> _YOUR INSTRUCTIONS_: Would you please set down the entries below exactly as shown?

(Stored records)

────────────────────────────────────────

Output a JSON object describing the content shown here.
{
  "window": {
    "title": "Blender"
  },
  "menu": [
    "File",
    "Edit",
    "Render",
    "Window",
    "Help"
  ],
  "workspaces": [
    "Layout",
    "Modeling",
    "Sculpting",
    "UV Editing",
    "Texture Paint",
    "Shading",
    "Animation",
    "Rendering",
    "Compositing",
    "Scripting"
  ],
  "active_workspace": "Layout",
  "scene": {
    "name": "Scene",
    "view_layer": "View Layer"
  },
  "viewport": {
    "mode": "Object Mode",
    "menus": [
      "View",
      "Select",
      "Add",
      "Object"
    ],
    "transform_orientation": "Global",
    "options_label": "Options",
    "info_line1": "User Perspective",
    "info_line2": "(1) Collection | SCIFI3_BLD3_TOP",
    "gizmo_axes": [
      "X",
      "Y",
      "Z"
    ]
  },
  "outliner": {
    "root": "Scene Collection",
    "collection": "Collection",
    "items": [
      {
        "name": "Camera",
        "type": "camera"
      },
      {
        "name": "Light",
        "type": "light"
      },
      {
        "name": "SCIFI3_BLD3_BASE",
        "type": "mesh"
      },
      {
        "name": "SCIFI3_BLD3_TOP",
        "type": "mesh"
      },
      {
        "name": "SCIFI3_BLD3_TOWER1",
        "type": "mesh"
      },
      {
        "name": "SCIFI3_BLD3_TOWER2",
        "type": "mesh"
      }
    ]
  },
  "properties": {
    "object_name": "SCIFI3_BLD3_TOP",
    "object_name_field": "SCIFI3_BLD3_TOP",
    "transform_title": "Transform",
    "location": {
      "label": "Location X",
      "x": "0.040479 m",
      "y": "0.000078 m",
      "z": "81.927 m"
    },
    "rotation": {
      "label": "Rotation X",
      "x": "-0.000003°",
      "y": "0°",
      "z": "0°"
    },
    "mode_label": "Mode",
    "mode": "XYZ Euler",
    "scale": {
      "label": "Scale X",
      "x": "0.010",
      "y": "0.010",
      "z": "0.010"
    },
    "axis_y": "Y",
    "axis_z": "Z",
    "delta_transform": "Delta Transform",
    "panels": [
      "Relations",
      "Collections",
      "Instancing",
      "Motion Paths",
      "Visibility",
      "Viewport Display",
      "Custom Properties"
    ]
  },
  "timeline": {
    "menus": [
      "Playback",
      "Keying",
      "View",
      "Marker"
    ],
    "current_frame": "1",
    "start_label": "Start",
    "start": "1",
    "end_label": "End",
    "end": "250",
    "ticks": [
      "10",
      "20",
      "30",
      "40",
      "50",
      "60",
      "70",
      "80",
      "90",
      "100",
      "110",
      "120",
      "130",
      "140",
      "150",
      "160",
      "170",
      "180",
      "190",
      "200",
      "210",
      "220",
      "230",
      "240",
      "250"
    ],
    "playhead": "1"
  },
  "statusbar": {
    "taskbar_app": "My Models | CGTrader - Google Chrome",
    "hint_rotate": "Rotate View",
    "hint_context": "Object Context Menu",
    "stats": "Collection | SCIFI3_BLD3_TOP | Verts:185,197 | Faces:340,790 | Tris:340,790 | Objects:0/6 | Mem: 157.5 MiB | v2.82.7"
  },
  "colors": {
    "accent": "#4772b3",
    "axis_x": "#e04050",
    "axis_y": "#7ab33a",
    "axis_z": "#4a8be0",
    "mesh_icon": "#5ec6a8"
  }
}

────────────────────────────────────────

> _EXPECTED ANSWER_:
Output a JSON object describing the content shown here.
{
  "window": {
    "title": "Blender"
  },
  "menu": [
    "File",
    "Edit",
    "Render",
    "Window",
    "Help"
  ],
  "workspaces": [
    "Layout",
    "Modeling",
    "Sculpting",
    "UV Editing",
    "Texture Paint",
    "Shading",
    "Animation",
    "Rendering",
    "Compositing",
    "Scripting"
  ],
  "active_workspace": "Layout",
  "scene": {
    "name": "Scene",
    "view_layer": "View Layer"
  },
  "viewport": {
    "mode": "Object Mode",
    "menus": [
      "View",
      "Select",
      "Add",
      "Object"
    ],
    "transform_orientation": "Global",
    "options_label": "Options",
    "info_line1": "User Perspective",
    "info_line2": "(1) Collection | SCIFI3_BLD3_TOP",
    "gizmo_axes": [
      "X",
      "Y",
      "Z"
    ]
  },
  "outliner": {
    "root": "Scene Collection",
    "collection": "Collection",
    "items": [
      {
        "name": "Camera",
        "type": "camera"
      },
      {
        "name": "Light",
        "type": "light"
      },
      {
        "name": "SCIFI3_BLD3_BASE",
        "type": "mesh"
      },
      {
        "name": "SCIFI3_BLD3_TOP",
        "type": "mesh"
      },
      {
        "name": "SCIFI3_BLD3_TOWER1",
        "type": "mesh"
      },
      {
        "name": "SCIFI3_BLD3_TOWER2",
        "type": "mesh"
      }
    ]
  },
  "properties": {
    "object_name": "SCIFI3_BLD3_TOP",
    "object_name_field": "SCIFI3_BLD3_TOP",
    "transform_title": "Transform",
    "location": {
      "label": "Location X",
      "x": "0.040479 m",
      "y": "0.000078 m",
      "z": "81.927 m"
    },
    "rotation": {
      "label": "Rotation X",
      "x": "-0.000003°",
      "y": "0°",
      "z": "0°"
    },
    "mode_label": "Mode",
    "mode": "XYZ Euler",
    "scale": {
      "label": "Scale X",
      "x": "0.010",
      "y": "0.010",
      "z": "0.010"
    },
    "axis_y": "Y",
    "axis_z": "Z",
    "delta_transform": "Delta Transform",
    "panels": [
      "Relations",
      "Collections",
      "Instancing",
      "Motion Paths",
      "Visibility",
      "Viewport Display",
      "Custom Properties"
    ]
  },
  "timeline": {
    "menus": [
      "Playback",
      "Keying",
      "View",
      "Marker"
    ],
    "current_frame": "1",
    "start_label": "Start",
    "start": "1",
    "end_label": "End",
    "end": "250",
    "ticks": [
      "10",
      "20",
      "30",
      "40",
      "50",
      "60",
      "70",
      "80",
      "90",
      "100",
      "110",
      "120",
      "130",
      "140",
      "150",
      "160",
      "170",
      "180",
      "190",
      "200",
      "210",
      "220",
      "230",
      "240",
      "250"
    ],
    "playhead": "1"
  },
  "statusbar": {
    "taskbar_app": "My Models | CGTrader - Google Chrome",
    "hint_rotate": "Rotate View",
    "hint_context": "Object Context Menu",
    "stats": "Collection | SCIFI3_BLD3_TOP | Verts:185,197 | Faces:340,790 | Tris:340,790 | Objects:0/6 | Mem: 157.5 MiB | v2.82.7"
  },
  "colors": {
    "accent": "#4772b3",
    "axis_x": "#e04050",
    "axis_y": "#7ab33a",
    "axis_z": "#4a8be0",
    "mesh_icon": "#5ec6a8"
  }
}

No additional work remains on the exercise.